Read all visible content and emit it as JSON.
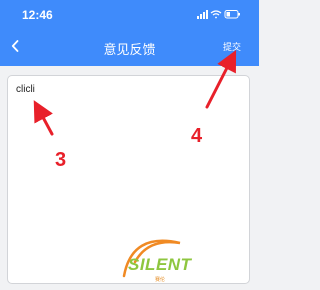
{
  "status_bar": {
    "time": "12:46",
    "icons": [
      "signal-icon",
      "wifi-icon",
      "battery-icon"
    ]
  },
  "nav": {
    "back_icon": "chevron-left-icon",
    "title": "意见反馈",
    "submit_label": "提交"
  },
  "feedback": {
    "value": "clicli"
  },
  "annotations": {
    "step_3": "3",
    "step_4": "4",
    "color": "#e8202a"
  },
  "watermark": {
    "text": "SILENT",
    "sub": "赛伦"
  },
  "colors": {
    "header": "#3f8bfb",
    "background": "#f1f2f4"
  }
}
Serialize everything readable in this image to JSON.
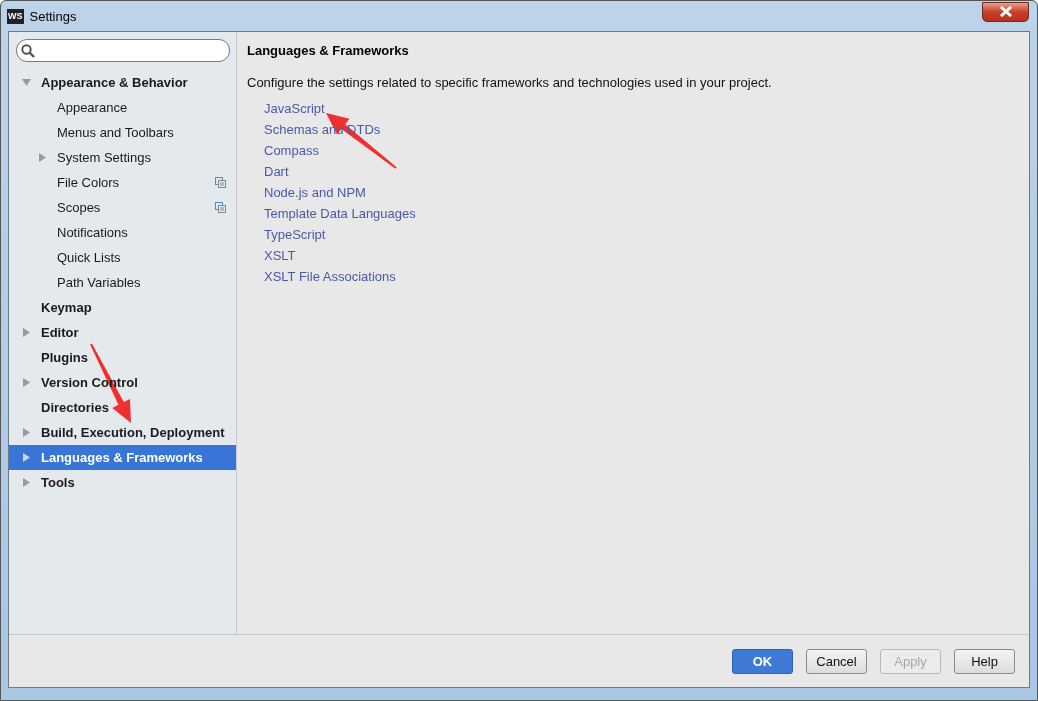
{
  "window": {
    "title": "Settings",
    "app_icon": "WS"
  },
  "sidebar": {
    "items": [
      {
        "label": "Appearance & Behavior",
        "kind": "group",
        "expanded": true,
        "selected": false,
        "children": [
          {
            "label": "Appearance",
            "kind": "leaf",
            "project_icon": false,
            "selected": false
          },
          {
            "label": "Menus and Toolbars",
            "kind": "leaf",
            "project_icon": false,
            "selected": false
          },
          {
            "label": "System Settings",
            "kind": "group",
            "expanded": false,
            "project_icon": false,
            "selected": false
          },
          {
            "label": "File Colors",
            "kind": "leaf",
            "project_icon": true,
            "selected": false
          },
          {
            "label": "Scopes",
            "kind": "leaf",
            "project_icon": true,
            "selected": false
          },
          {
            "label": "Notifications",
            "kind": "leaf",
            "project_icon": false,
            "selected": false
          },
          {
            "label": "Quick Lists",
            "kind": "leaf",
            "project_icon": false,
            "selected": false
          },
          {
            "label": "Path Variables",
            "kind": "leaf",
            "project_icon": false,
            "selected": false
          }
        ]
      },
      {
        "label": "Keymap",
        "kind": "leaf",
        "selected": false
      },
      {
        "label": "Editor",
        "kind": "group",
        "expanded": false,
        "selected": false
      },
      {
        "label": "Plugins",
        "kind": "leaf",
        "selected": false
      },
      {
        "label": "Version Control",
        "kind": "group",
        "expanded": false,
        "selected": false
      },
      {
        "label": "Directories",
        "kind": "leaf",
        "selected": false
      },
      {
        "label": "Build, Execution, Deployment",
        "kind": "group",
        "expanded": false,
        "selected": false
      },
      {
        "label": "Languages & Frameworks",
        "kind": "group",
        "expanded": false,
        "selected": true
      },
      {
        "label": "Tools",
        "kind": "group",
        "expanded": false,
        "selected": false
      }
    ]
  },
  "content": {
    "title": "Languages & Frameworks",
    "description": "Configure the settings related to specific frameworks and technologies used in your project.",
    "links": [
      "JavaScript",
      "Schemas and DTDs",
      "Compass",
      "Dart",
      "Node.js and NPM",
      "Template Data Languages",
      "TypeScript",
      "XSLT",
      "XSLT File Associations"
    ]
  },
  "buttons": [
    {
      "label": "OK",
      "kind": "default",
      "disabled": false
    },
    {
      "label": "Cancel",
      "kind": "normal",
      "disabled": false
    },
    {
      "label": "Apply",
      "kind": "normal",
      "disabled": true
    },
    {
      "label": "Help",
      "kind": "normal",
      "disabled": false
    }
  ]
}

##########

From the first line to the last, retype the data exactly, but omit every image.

● **Exercise response**:
Read all visible content and emit it as JSON.
{
  "status_bar": {
    "time": "12:46",
    "icons": [
      "signal-icon",
      "wifi-icon",
      "battery-icon"
    ]
  },
  "nav": {
    "back_icon": "chevron-left-icon",
    "title": "意见反馈",
    "submit_label": "提交"
  },
  "feedback": {
    "value": "clicli"
  },
  "annotations": {
    "step_3": "3",
    "step_4": "4",
    "color": "#e8202a"
  },
  "watermark": {
    "text": "SILENT",
    "sub": "赛伦"
  },
  "colors": {
    "header": "#3f8bfb",
    "background": "#f1f2f4"
  }
}
Serialize everything readable in this image to JSON.
{
  "window": {
    "title": "Settings",
    "app_icon": "WS"
  },
  "sidebar": {
    "items": [
      {
        "label": "Appearance & Behavior",
        "kind": "group",
        "expanded": true,
        "selected": false,
        "children": [
          {
            "label": "Appearance",
            "kind": "leaf",
            "project_icon": false,
            "selected": false
          },
          {
            "label": "Menus and Toolbars",
            "kind": "leaf",
            "project_icon": false,
            "selected": false
          },
          {
            "label": "System Settings",
            "kind": "group",
            "expanded": false,
            "project_icon": false,
            "selected": false
          },
          {
            "label": "File Colors",
            "kind": "leaf",
            "project_icon": true,
            "selected": false
          },
          {
            "label": "Scopes",
            "kind": "leaf",
            "project_icon": true,
            "selected": false
          },
          {
            "label": "Notifications",
            "kind": "leaf",
            "project_icon": false,
            "selected": false
          },
          {
            "label": "Quick Lists",
            "kind": "leaf",
            "project_icon": false,
            "selected": false
          },
          {
            "label": "Path Variables",
            "kind": "leaf",
            "project_icon": false,
            "selected": false
          }
        ]
      },
      {
        "label": "Keymap",
        "kind": "leaf",
        "selected": false
      },
      {
        "label": "Editor",
        "kind": "group",
        "expanded": false,
        "selected": false
      },
      {
        "label": "Plugins",
        "kind": "leaf",
        "selected": false
      },
      {
        "label": "Version Control",
        "kind": "group",
        "expanded": false,
        "selected": false
      },
      {
        "label": "Directories",
        "kind": "leaf",
        "selected": false
      },
      {
        "label": "Build, Execution, Deployment",
        "kind": "group",
        "expanded": false,
        "selected": false
      },
      {
        "label": "Languages & Frameworks",
        "kind": "group",
        "expanded": false,
        "selected": true
      },
      {
        "label": "Tools",
        "kind": "group",
        "expanded": false,
        "selected": false
      }
    ]
  },
  "content": {
    "title": "Languages & Frameworks",
    "description": "Configure the settings related to specific frameworks and technologies used in your project.",
    "links": [
      "JavaScript",
      "Schemas and DTDs",
      "Compass",
      "Dart",
      "Node.js and NPM",
      "Template Data Languages",
      "TypeScript",
      "XSLT",
      "XSLT File Associations"
    ]
  },
  "buttons": [
    {
      "label": "OK",
      "kind": "default",
      "disabled": false
    },
    {
      "label": "Cancel",
      "kind": "normal",
      "disabled": false
    },
    {
      "label": "Apply",
      "kind": "normal",
      "disabled": true
    },
    {
      "label": "Help",
      "kind": "normal",
      "disabled": false
    }
  ]
}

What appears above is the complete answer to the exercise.